Report each line of the data that has "上海科学普及出版社" somewhere in it.

■ Records provided ■
BEGIN
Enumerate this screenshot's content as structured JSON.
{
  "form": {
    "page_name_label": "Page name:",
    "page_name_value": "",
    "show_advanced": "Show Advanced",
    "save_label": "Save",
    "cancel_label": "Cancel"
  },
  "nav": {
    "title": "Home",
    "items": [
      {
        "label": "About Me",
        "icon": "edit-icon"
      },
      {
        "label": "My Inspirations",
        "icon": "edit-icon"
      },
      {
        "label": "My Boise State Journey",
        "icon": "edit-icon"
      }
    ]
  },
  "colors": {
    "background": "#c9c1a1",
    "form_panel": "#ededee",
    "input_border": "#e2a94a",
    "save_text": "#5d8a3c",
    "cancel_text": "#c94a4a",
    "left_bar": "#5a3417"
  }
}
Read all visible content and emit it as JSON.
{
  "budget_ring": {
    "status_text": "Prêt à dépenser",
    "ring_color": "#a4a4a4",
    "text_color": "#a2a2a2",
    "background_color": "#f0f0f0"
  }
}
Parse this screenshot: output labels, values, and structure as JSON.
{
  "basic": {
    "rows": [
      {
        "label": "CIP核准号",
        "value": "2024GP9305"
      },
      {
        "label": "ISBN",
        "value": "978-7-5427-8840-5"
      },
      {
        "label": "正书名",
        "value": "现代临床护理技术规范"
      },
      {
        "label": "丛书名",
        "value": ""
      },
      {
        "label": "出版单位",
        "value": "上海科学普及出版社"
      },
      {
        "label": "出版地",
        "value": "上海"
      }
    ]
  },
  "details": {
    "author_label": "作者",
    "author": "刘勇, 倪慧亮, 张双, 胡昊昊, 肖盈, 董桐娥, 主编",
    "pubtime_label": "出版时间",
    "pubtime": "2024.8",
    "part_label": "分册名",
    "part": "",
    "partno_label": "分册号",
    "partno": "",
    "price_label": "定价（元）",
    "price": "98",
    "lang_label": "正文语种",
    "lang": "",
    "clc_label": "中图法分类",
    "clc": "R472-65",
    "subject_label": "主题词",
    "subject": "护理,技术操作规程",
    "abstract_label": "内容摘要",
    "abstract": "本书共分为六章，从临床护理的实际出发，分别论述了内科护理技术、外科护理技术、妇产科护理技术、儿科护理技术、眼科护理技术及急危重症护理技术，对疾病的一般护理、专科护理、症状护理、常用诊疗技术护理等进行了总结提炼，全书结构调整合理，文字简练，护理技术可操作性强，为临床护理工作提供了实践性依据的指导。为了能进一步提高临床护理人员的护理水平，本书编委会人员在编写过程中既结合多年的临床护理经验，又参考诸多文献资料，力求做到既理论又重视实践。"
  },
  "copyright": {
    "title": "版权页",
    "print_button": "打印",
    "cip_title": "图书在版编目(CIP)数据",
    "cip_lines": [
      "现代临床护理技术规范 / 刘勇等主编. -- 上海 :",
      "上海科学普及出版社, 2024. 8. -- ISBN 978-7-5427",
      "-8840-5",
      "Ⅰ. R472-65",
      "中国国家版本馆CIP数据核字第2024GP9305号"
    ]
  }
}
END
■ Solution below ■
        "value": "上海科学普及出版社"
      "上海科学普及出版社, 2024. 8. -- ISBN 978-7-5427",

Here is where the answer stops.